    First, make the paste. For this you will need:

    • 1-1/2 to 2 lb. pork tenderloin
    • 4 garlic cloves
    • 1/3 to 1/2 cup fresh Rosemary leaves, woody stem removed
    • 2 tablespoons kosher salt
    • 2 tablespoons ground black pepper
    • 2 to 4 tablespoons olive oil
    • Butcher string
    • Hickory wood chips, soaked in water for 30 minutes
    In a food processor add the garlic cloves, the fresh Rosemary, 2 tablespoons kosher salt, 2 tablespoons freshly ground black pepper and 2 tablespoons of olive oil. Process it until it forms a paste, similar to pesto. If it's too thick, add one or two more tablespoons of olive oil to the mixture and process it again. Add it to a small bowl and set aside.

    **You can replace the Rosemary with fresh Thyme, if you prefer. Both are terrific with pork.

    Second, butterfly the pork tenderloin:
    1. With a sharp knife, slice the pork tenderloin in half, lengthwise, about 3/4 of the way through. Do not cut all the way through.
    2. Slice the two sides in half again making sure not to go all the way through.
    3. Slather about 1/2 of the Rosemary paste inside the tenderloin. Then fold it back into shape.
    4. Tie the tenderloin with butcher string then cover the outside of the pork tenderloin with the remaining rosemary paste.
    Setting up the grill:

    Set up your grill for indirect grilling. Make sure you preheat the grill for 15 minutes first. You want it to be at medium-high heat, about 350 degrees (F).

    In the meantime, make a smoker pouch with heavy-duty aluminum foil and your drained wood chips. Prick several holes in the pouch and set it directly over the fire on the grill.

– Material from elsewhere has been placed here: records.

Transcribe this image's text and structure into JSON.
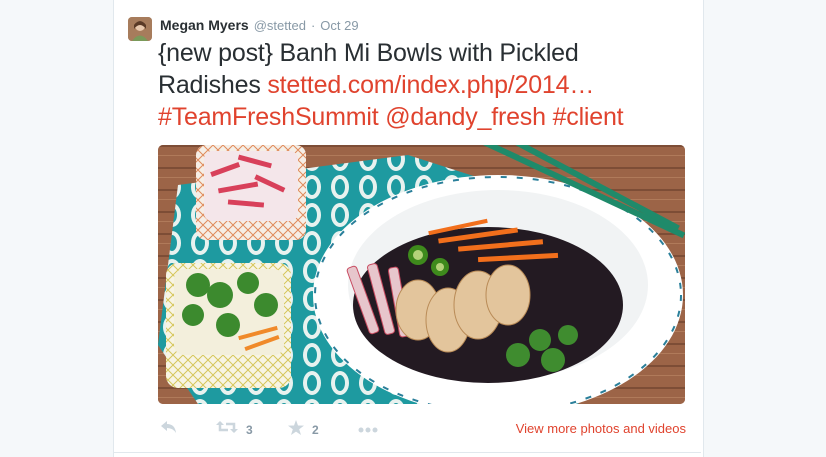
{
  "tweet": {
    "author_name": "Megan Myers",
    "handle": "@stetted",
    "separator": "·",
    "date": "Oct 29",
    "text_line1": "{new post} Banh Mi Bowls with Pickled",
    "text_plain2": "Radishes ",
    "link_url": "stetted.com/index.php/2014…",
    "hashtag1": "#TeamFreshSummit",
    "mention": "@dandy_fresh",
    "hashtag2": "#client"
  },
  "actions": {
    "retweet_count": "3",
    "favorite_count": "2",
    "view_more": "View more photos and videos"
  },
  "colors": {
    "link": "#e0432e",
    "text": "#292f33",
    "muted": "#8899a6",
    "icon": "#ccd6dd"
  },
  "icons": [
    "reply-icon",
    "retweet-icon",
    "star-icon",
    "more-icon"
  ]
}
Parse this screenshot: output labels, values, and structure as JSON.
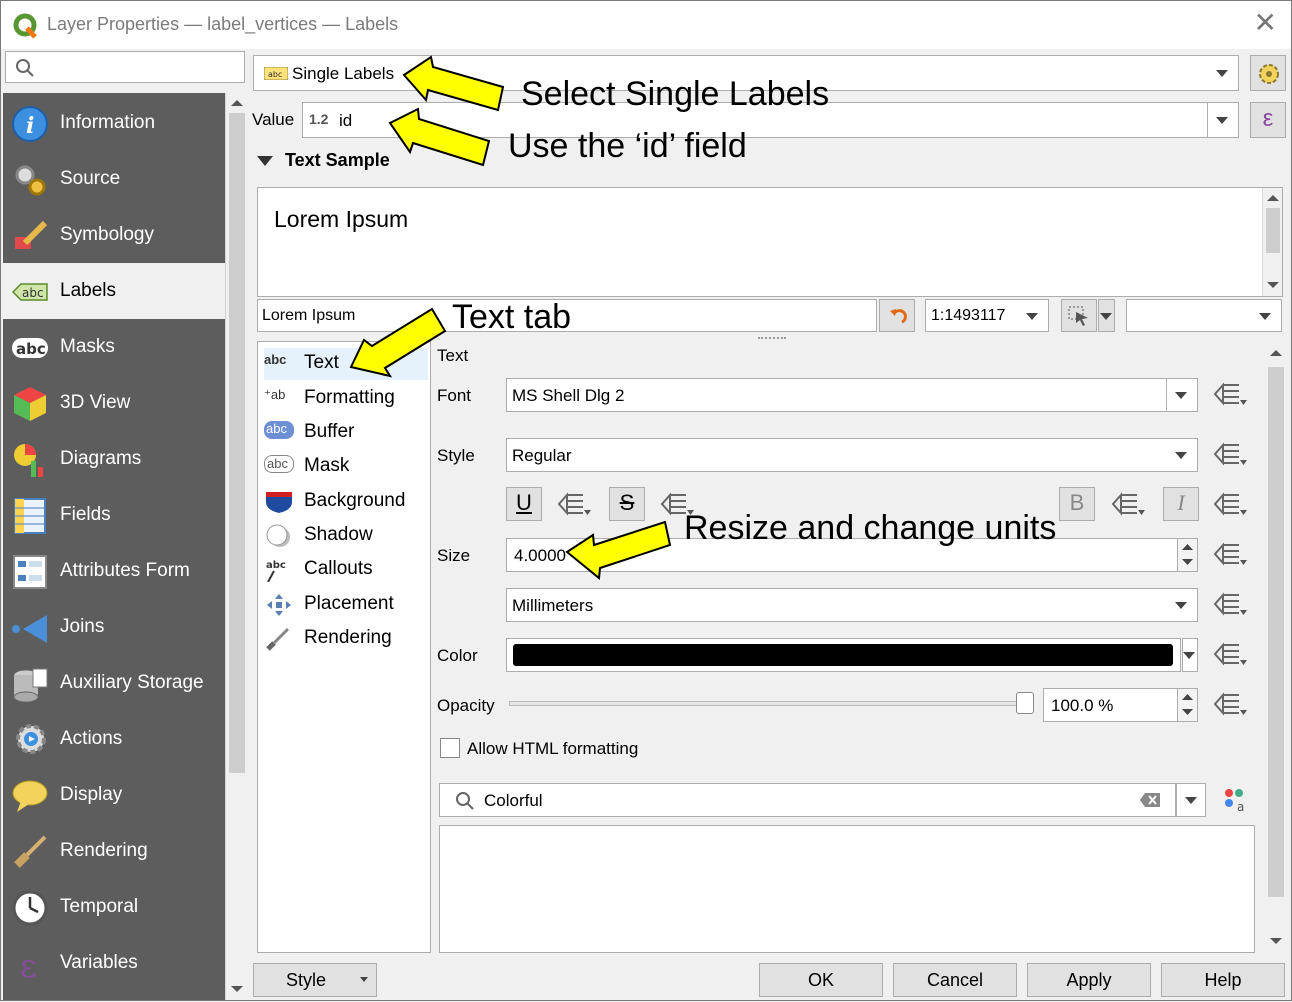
{
  "window": {
    "title": "Layer Properties — label_vertices — Labels"
  },
  "search": {
    "placeholder": ""
  },
  "sidebar": {
    "items": [
      {
        "label": "Information"
      },
      {
        "label": "Source"
      },
      {
        "label": "Symbology"
      },
      {
        "label": "Labels"
      },
      {
        "label": "Masks"
      },
      {
        "label": "3D View"
      },
      {
        "label": "Diagrams"
      },
      {
        "label": "Fields"
      },
      {
        "label": "Attributes Form"
      },
      {
        "label": "Joins"
      },
      {
        "label": "Auxiliary Storage"
      },
      {
        "label": "Actions"
      },
      {
        "label": "Display"
      },
      {
        "label": "Rendering"
      },
      {
        "label": "Temporal"
      },
      {
        "label": "Variables"
      }
    ],
    "active": "Labels"
  },
  "mode": {
    "value": "Single Labels"
  },
  "value_field": {
    "label": "Value",
    "type_badge": "1.2",
    "value": "id",
    "expr_symbol": "ε"
  },
  "text_sample": {
    "header": "Text Sample",
    "preview_text": "Lorem Ipsum",
    "input_value": "Lorem Ipsum",
    "scale": "1:1493117"
  },
  "tabs": {
    "items": [
      {
        "label": "Text",
        "icon": "abc"
      },
      {
        "label": "Formatting",
        "icon": "+ab c"
      },
      {
        "label": "Buffer",
        "icon": "abc"
      },
      {
        "label": "Mask",
        "icon": "abc"
      },
      {
        "label": "Background",
        "icon": "shield"
      },
      {
        "label": "Shadow",
        "icon": "shadow"
      },
      {
        "label": "Callouts",
        "icon": "abc"
      },
      {
        "label": "Placement",
        "icon": "move"
      },
      {
        "label": "Rendering",
        "icon": "brush"
      }
    ],
    "active": "Text"
  },
  "text_settings": {
    "section": "Text",
    "font_label": "Font",
    "font_value": "MS Shell Dlg 2",
    "style_label": "Style",
    "style_value": "Regular",
    "underline": "U",
    "strike": "S",
    "bold": "B",
    "italic": "I",
    "size_label": "Size",
    "size_value": "4.0000",
    "units_value": "Millimeters",
    "color_label": "Color",
    "color_value": "#000000",
    "opacity_label": "Opacity",
    "opacity_value": "100.0 %",
    "opacity_fraction": 1.0,
    "html_label": "Allow HTML formatting",
    "html_checked": false,
    "style_search_value": "Colorful"
  },
  "buttons": {
    "style": "Style",
    "ok": "OK",
    "cancel": "Cancel",
    "apply": "Apply",
    "help": "Help"
  },
  "annotations": {
    "a1": "Select Single Labels",
    "a2": "Use the ‘id’ field",
    "a3": "Text tab",
    "a4": "Resize and change units"
  },
  "colors": {
    "sidebar_bg": "#5d5d5d",
    "arrow_fill": "#ffff00",
    "icon_blue": "#2d7fd3"
  }
}
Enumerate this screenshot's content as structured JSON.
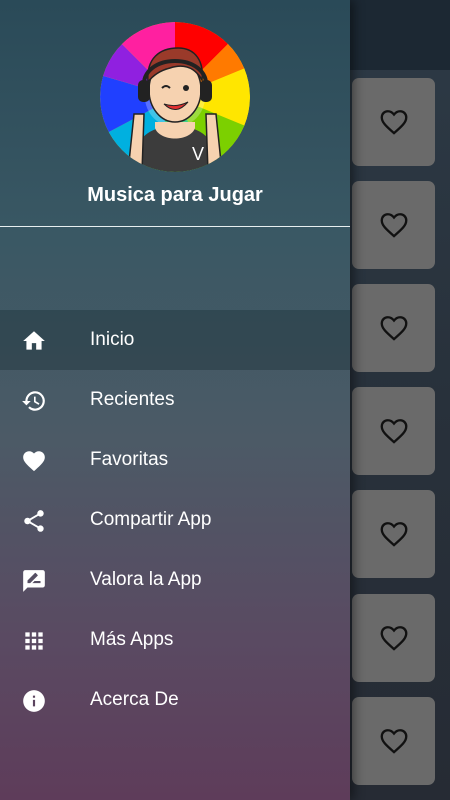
{
  "drawer": {
    "app_name": "Musica para Jugar",
    "avatar_badge": "V",
    "menu": [
      {
        "label": "Inicio",
        "icon": "home-icon",
        "active": true
      },
      {
        "label": "Recientes",
        "icon": "history-icon",
        "active": false
      },
      {
        "label": "Favoritas",
        "icon": "heart-icon",
        "active": false
      },
      {
        "label": "Compartir App",
        "icon": "share-icon",
        "active": false
      },
      {
        "label": "Valora la App",
        "icon": "rate-review-icon",
        "active": false
      },
      {
        "label": "Más Apps",
        "icon": "apps-grid-icon",
        "active": false
      },
      {
        "label": "Acerca De",
        "icon": "info-icon",
        "active": false
      }
    ]
  },
  "background_list": {
    "card_count": 7,
    "card_icon": "heart-outline-icon",
    "card_color": "#6a6a6a"
  },
  "colors": {
    "drawer_top": "#2a4a58",
    "drawer_bottom": "#5e3c5a",
    "text": "#ffffff"
  }
}
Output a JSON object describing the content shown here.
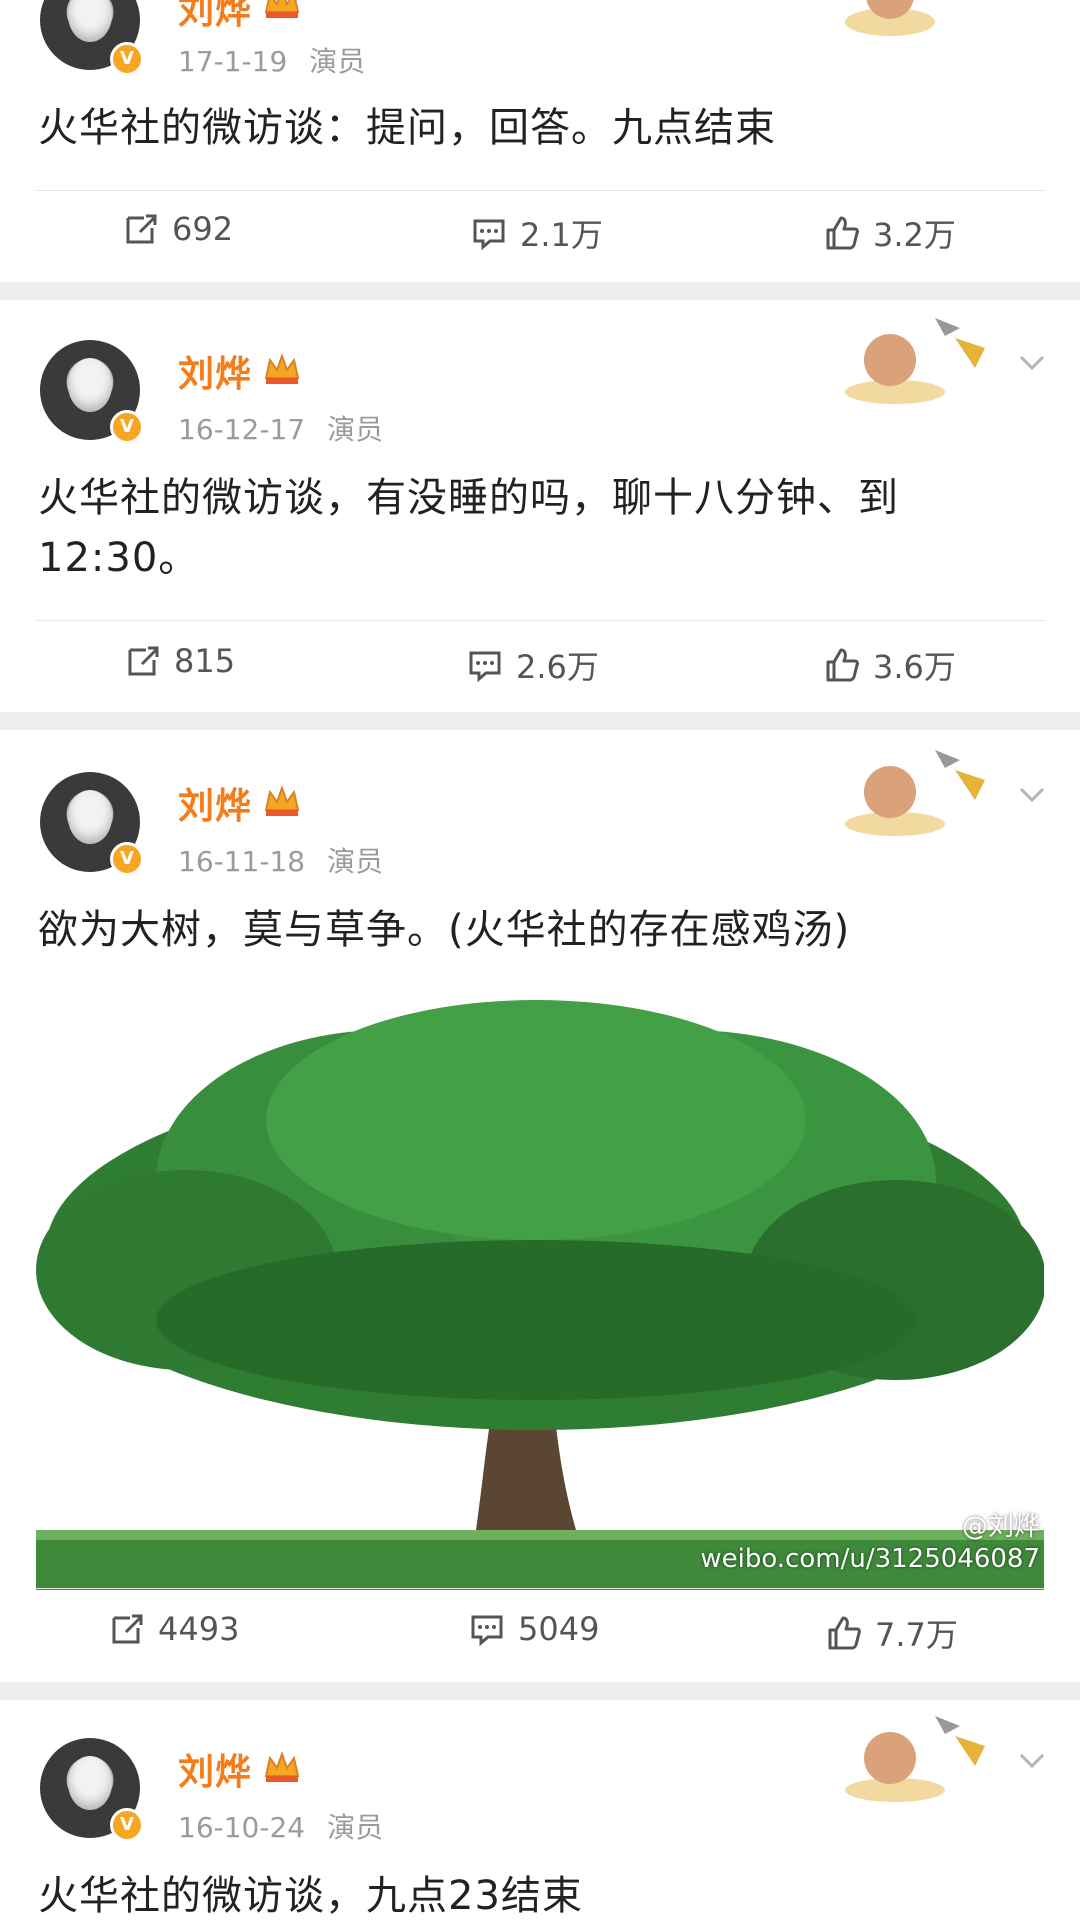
{
  "posts": [
    {
      "username": "刘烨",
      "date": "17-1-19",
      "tag": "演员",
      "text": "火华社的微访谈：提问，回答。九点结束",
      "repost": "692",
      "comment": "2.1万",
      "like": "3.2万"
    },
    {
      "username": "刘烨",
      "date": "16-12-17",
      "tag": "演员",
      "text": "火华社的微访谈，有没睡的吗，聊十八分钟、到 12:30。",
      "repost": "815",
      "comment": "2.6万",
      "like": "3.6万"
    },
    {
      "username": "刘烨",
      "date": "16-11-18",
      "tag": "演员",
      "text": "欲为大树，莫与草争。(火华社的存在感鸡汤)",
      "repost": "4493",
      "comment": "5049",
      "like": "7.7万",
      "image_watermark_user": "@刘烨",
      "image_watermark_url": "weibo.com/u/3125046087"
    },
    {
      "username": "刘烨",
      "date": "16-10-24",
      "tag": "演员",
      "text": "火华社的微访谈，九点23结束"
    }
  ],
  "icons": {
    "verified": "v-badge-icon",
    "crown": "crown-icon",
    "repost": "repost-icon",
    "comment": "comment-icon",
    "like": "like-icon",
    "more": "chevron-down-icon"
  },
  "colors": {
    "username": "#f47c1b",
    "badge": "#f5a623",
    "meta": "#9b9b9b",
    "separator": "#eeeeee"
  }
}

    Place the pork tenderloin on the grill. Place an aluminum drip pan or aluminum foil under the pork tenderloin to catch the fat drippings. Grill for 1-1/2 to 2 hours or until the meat thermometer reaches 160 degrees. Turn the tenderloin frequently to evenly cook it and caramelize it. Let it rest for 5 minutes before slicing it. Serve immediately!